The Senate voted 99-0 on Thursday to extend the Iran Sanctions Act for another ten years.
The vote follows a 419-1 vote in the House of Representatives last month. The bill will now go the president for his signature.
Senate Majority Leader Mitch McConnell (R-Ky.) said that it was necessary to extend the legislation “given Iran’s continued pattern of aggression and the country’s persistent efforts to expand its sphere of influence across the region.”
“We can ill afford to allow sanctions that deter and impede Iran’s development of conventional weapons of mass destruction to expire,” Sen. Richard Blumenthal (D-Conn.), who supported the nuclear deal with Iran last year, said on the floor of the Senate.
“We need this legal framework to address any Iranian violations of the deal so that sanctions can be rapidly put in place if necessary,” added Sen. Gary Peters (D-Mich.), who also supported the nuclear deal. Iran has already been found to have twice violated its limits on heavy water, a component that can be used to make a nuclear weapon.
Iranian government officials have claimed that extending the law would constitute a violation of the deal, a charge Peters called “not true.”

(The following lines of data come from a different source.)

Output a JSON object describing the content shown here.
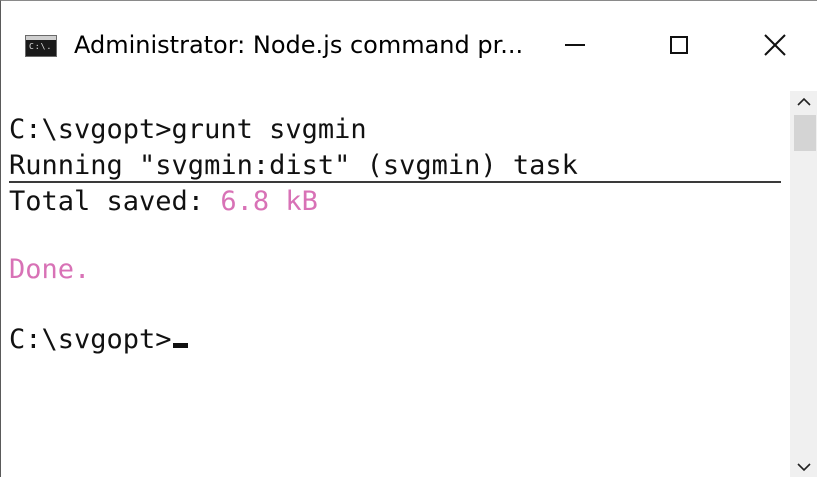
{
  "window": {
    "title": "Administrator: Node.js command pr...",
    "app_icon": "cmd-icon",
    "app_icon_text": "C:\\."
  },
  "controls": {
    "minimize_icon": "minimize-icon",
    "maximize_icon": "maximize-icon",
    "close_icon": "close-icon"
  },
  "console": {
    "line1": "C:\\svgopt>grunt svgmin",
    "line2": "Running \"svgmin:dist\" (svgmin) task",
    "line3_label": "Total saved: ",
    "line3_value": "6.8 kB",
    "line4": "Done.",
    "prompt": "C:\\svgopt>",
    "highlight_color": "#d872b6"
  },
  "scrollbar": {
    "up_icon": "chevron-up-icon",
    "down_icon": "chevron-down-icon"
  }
}
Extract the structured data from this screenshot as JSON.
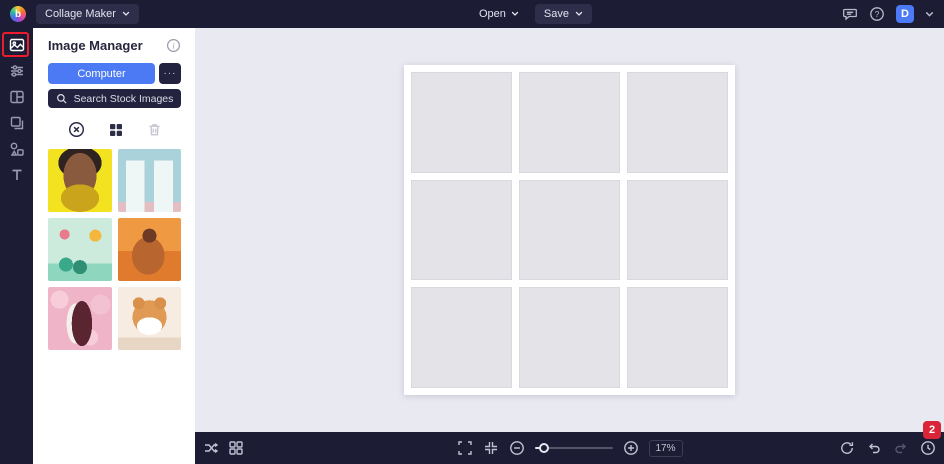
{
  "topbar": {
    "logo_letter": "b",
    "collage_maker_label": "Collage Maker",
    "open_label": "Open",
    "save_label": "Save",
    "avatar_initial": "D"
  },
  "rail": {
    "items": [
      {
        "name": "image-manager",
        "active": true
      },
      {
        "name": "edit-effects",
        "active": false
      },
      {
        "name": "layouts",
        "active": false
      },
      {
        "name": "backgrounds",
        "active": false
      },
      {
        "name": "graphics",
        "active": false
      },
      {
        "name": "text",
        "active": false
      }
    ]
  },
  "sidebar": {
    "title": "Image Manager",
    "computer_button": "Computer",
    "more_button": "···",
    "search_button": "Search Stock Images",
    "thumbnails": [
      {
        "name": "portrait-woman-yellow"
      },
      {
        "name": "pastel-blue-doors"
      },
      {
        "name": "bicycle-illustration-mint"
      },
      {
        "name": "man-sitting-orange"
      },
      {
        "name": "wedding-couple-pink-blossoms"
      },
      {
        "name": "shiba-inu-dog"
      }
    ]
  },
  "canvas": {
    "collage_grid": {
      "rows": 3,
      "cols": 3
    }
  },
  "bottombar": {
    "zoom_label": "17%",
    "history_badge": "2"
  },
  "icons": {
    "topbar": [
      "chevron-down-icon",
      "comment-icon",
      "help-icon",
      "chevron-down-icon"
    ],
    "sidebar": [
      "info-icon",
      "search-icon",
      "deselect-icon",
      "collage-grid-icon",
      "trash-icon"
    ],
    "bottombar": [
      "shuffle-icon",
      "layout-grid-icon",
      "fullscreen-icon",
      "fit-screen-icon",
      "zoom-out-icon",
      "zoom-in-icon",
      "reset-icon",
      "undo-icon",
      "redo-icon",
      "history-icon"
    ]
  },
  "colors": {
    "accent_blue": "#4c79f4",
    "annotation_red": "#ec1c2e",
    "badge_red": "#da2438",
    "dark_bg": "#1c1c34"
  }
}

Benham Ben Taleblu, a senior analyst for the Foundation for Defense of Democracies, has written that Iran’s claims that extending existing sanctions violates the deal are part of a “broader strategy” to extract more sanctions relief than it already negotiated.
White House spokesman Josh Earnest was non-committal when asked whether President Barack Obama would sign the legislation. “The administration continues to retain substantial authorities that can be used to impose financial sanctions on the Iranian regime.” However, Earnest said, “There are plenty of times where the president has signed into law bills that Congress has passed that we’re not sure are entirely necessary.”
The Washington Free Beacon reported that members of the administration, including Secretary of State John Kerry, “made a final push in recent weeks to convince lawmakers to abandon the new sanctions.”
President Obama has up to ten days exclusive of Sundays to veto the bill, after which it automatically becomes law.
In his floor speech, Peters also criticized the International Atomic Energy Agency (IAEA) for withholding important details from its reporting on Iran’s nuclear program, a concern he shared in an open letter to Obama earlier this year. A former deputy director-general of the IAEA and a nuclear proliferation think tank have expressed similar concerns in recent weeks.
[Photo: Senate Majority Leader Mitch McConnell / YouTube ]